▸ **Task description**:
Each line of the records that holds "Effects" should be shown in full.

▸ **Records for this task**:

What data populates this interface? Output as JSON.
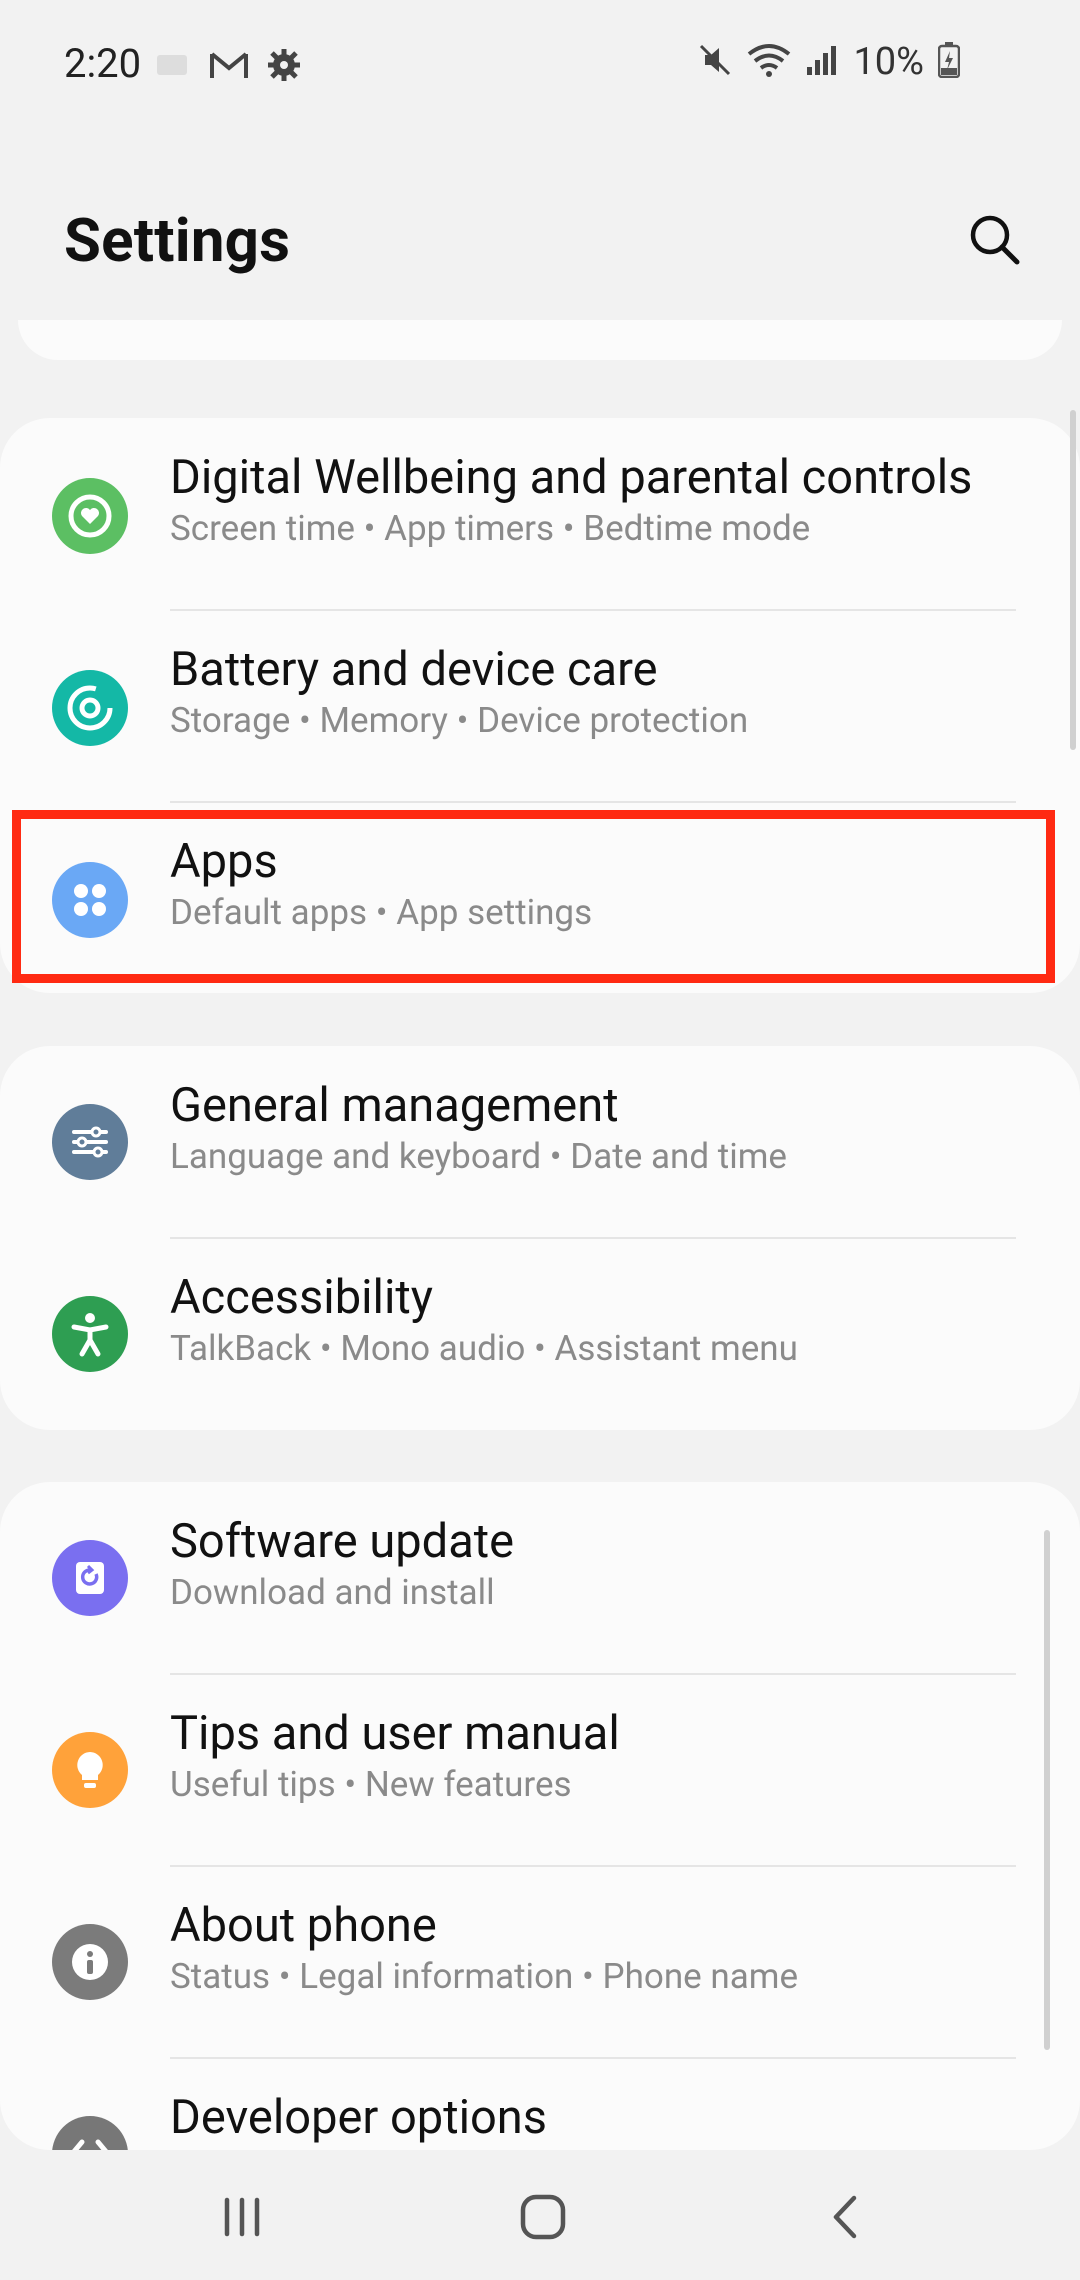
{
  "status_bar": {
    "time": "2:20",
    "battery_percent": "10%",
    "left_icons": [
      "notification-icon",
      "gmail-icon",
      "settings-gear-icon"
    ],
    "right_icons": [
      "mute-icon",
      "wifi-icon",
      "signal-icon",
      "battery-charging-icon"
    ]
  },
  "header": {
    "title": "Settings"
  },
  "groups": [
    {
      "items": [
        {
          "title": "Digital Wellbeing and parental controls",
          "subtitle": "Screen time  •  App timers  •  Bedtime mode",
          "icon": "digital-wellbeing-icon",
          "color": "#5cbf63"
        },
        {
          "title": "Battery and device care",
          "subtitle": "Storage  •  Memory  •  Device protection",
          "icon": "device-care-icon",
          "color": "#14b8a6"
        },
        {
          "title": "Apps",
          "subtitle": "Default apps  •  App settings",
          "icon": "apps-icon",
          "color": "#6aa8f5"
        }
      ]
    },
    {
      "items": [
        {
          "title": "General management",
          "subtitle": "Language and keyboard  •  Date and time",
          "icon": "general-management-icon",
          "color": "#607d99"
        },
        {
          "title": "Accessibility",
          "subtitle": "TalkBack  •  Mono audio  •  Assistant menu",
          "icon": "accessibility-icon",
          "color": "#2e9e52"
        }
      ]
    },
    {
      "items": [
        {
          "title": "Software update",
          "subtitle": "Download and install",
          "icon": "software-update-icon",
          "color": "#7a6ff0"
        },
        {
          "title": "Tips and user manual",
          "subtitle": "Useful tips  •  New features",
          "icon": "tips-icon",
          "color": "#ffa23a"
        },
        {
          "title": "About phone",
          "subtitle": "Status  •  Legal information  •  Phone name",
          "icon": "about-phone-icon",
          "color": "#7b7b7b"
        },
        {
          "title": "Developer options",
          "subtitle": "",
          "icon": "developer-options-icon",
          "color": "#777777"
        }
      ]
    }
  ],
  "highlight_color": "#ff2a12",
  "navbar": {
    "buttons": [
      "recent-apps-icon",
      "home-icon",
      "back-icon"
    ]
  }
}
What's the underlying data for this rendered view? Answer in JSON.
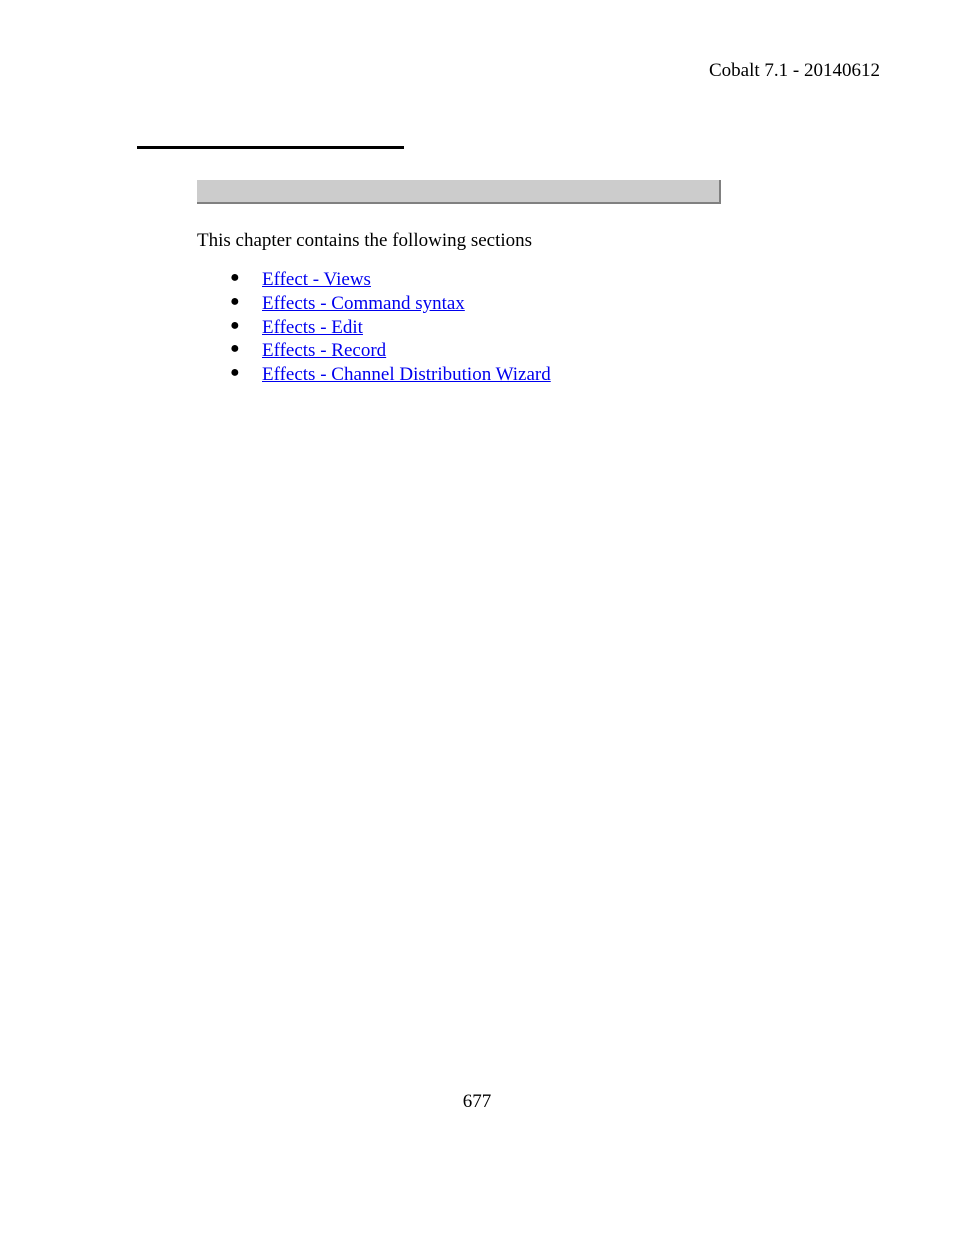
{
  "header": {
    "text": "Cobalt 7.1 - 20140612"
  },
  "intro": {
    "text": "This chapter contains the following sections"
  },
  "links": {
    "items": [
      {
        "label": "Effect - Views"
      },
      {
        "label": "Effects - Command syntax"
      },
      {
        "label": "Effects - Edit"
      },
      {
        "label": "Effects - Record"
      },
      {
        "label": "Effects - Channel Distribution Wizard"
      }
    ]
  },
  "footer": {
    "page_number": "677"
  }
}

▸ **Expected answer**:
        "label": "Effects - Command syntax"
        "label": "Effects - Edit"
        "label": "Effects - Record"
        "label": "Effects - Channel Distribution Wizard"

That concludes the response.